WHAT THE TASK REQUIRES -> When a picture appears among the records, leave it out, and copy all else exactly.

Page and application data records

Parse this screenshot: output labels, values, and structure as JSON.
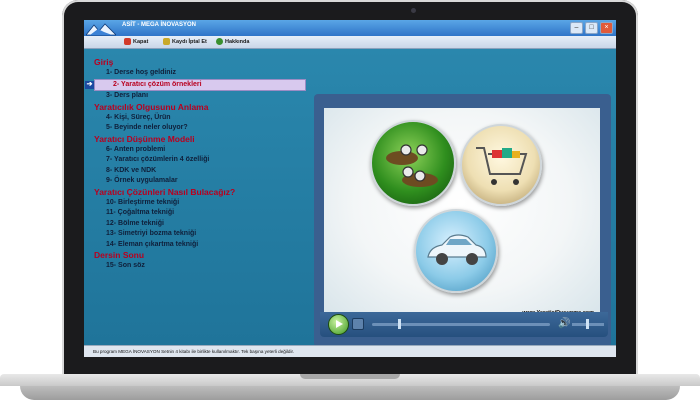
{
  "window": {
    "title": "ASİT - MEGA İNOVASYON"
  },
  "toolbar": {
    "items": [
      {
        "label": "Kapat",
        "icon": "close-app-icon"
      },
      {
        "label": "Kaydı İptal Et",
        "icon": "cancel-registration-icon"
      },
      {
        "label": "Hakkında",
        "icon": "info-icon"
      }
    ]
  },
  "menu": {
    "sections": [
      {
        "title": "Giriş",
        "items": [
          "1- Derse hoş geldiniz",
          "2- Yaratıcı çözüm örnekleri",
          "3- Ders planı"
        ]
      },
      {
        "title": "Yaratıcılık Olgusunu Anlama",
        "items": [
          "4- Kişi, Süreç, Ürün",
          "5- Beyinde neler oluyor?"
        ]
      },
      {
        "title": "Yaratıcı Düşünme Modeli",
        "items": [
          "6- Anten problemi",
          "7- Yaratıcı çözümlerin 4 özelliği",
          "8- KDK ve NDK",
          "9- Örnek uygulamalar"
        ]
      },
      {
        "title": "Yaratıcı Çözünleri Nasıl Bulacağız?",
        "items": [
          "10- Birleştirme tekniği",
          "11- Çoğaltma tekniği",
          "12- Bölme tekniği",
          "13- Simetriyi bozma tekniği",
          "14- Eleman çıkartma tekniği"
        ]
      },
      {
        "title": "Dersin Sonu",
        "items": [
          "15- Son söz"
        ]
      }
    ],
    "selected": "2- Yaratıcı çözüm örnekleri"
  },
  "video": {
    "watermark": "www.YaraticiDusunme.com",
    "images": [
      "magnifier-field-image",
      "shopping-cart-image",
      "car-image"
    ]
  },
  "player": {
    "progress": 0.45,
    "volume": 0.45
  },
  "status": {
    "text": "Bu program MEGA İNOVASYON Setnin 4 kitabı ile birlikte kullanılmaktır. Tek başına yeterli değildir."
  },
  "colors": {
    "section_title": "#b8001f",
    "selected_bg": "#d8c9ee",
    "content_bg": "#1f749a"
  }
}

OUTPUT ->
Parse this screenshot: output labels, values, and structure as JSON.
{
  "window": {
    "title": "ASİT - MEGA İNOVASYON"
  },
  "toolbar": {
    "items": [
      {
        "label": "Kapat",
        "icon": "close-app-icon"
      },
      {
        "label": "Kaydı İptal Et",
        "icon": "cancel-registration-icon"
      },
      {
        "label": "Hakkında",
        "icon": "info-icon"
      }
    ]
  },
  "menu": {
    "sections": [
      {
        "title": "Giriş",
        "items": [
          "1- Derse hoş geldiniz",
          "2- Yaratıcı çözüm örnekleri",
          "3- Ders planı"
        ]
      },
      {
        "title": "Yaratıcılık Olgusunu Anlama",
        "items": [
          "4- Kişi, Süreç, Ürün",
          "5- Beyinde neler oluyor?"
        ]
      },
      {
        "title": "Yaratıcı Düşünme Modeli",
        "items": [
          "6- Anten problemi",
          "7- Yaratıcı çözümlerin 4 özelliği",
          "8- KDK ve NDK",
          "9- Örnek uygulamalar"
        ]
      },
      {
        "title": "Yaratıcı Çözünleri Nasıl Bulacağız?",
        "items": [
          "10- Birleştirme tekniği",
          "11- Çoğaltma tekniği",
          "12- Bölme tekniği",
          "13- Simetriyi bozma tekniği",
          "14- Eleman çıkartma tekniği"
        ]
      },
      {
        "title": "Dersin Sonu",
        "items": [
          "15- Son söz"
        ]
      }
    ],
    "selected": "2- Yaratıcı çözüm örnekleri"
  },
  "video": {
    "watermark": "www.YaraticiDusunme.com",
    "images": [
      "magnifier-field-image",
      "shopping-cart-image",
      "car-image"
    ]
  },
  "player": {
    "progress": 0.45,
    "volume": 0.45
  },
  "status": {
    "text": "Bu program MEGA İNOVASYON Setnin 4 kitabı ile birlikte kullanılmaktır. Tek başına yeterli değildir."
  },
  "colors": {
    "section_title": "#b8001f",
    "selected_bg": "#d8c9ee",
    "content_bg": "#1f749a"
  }
}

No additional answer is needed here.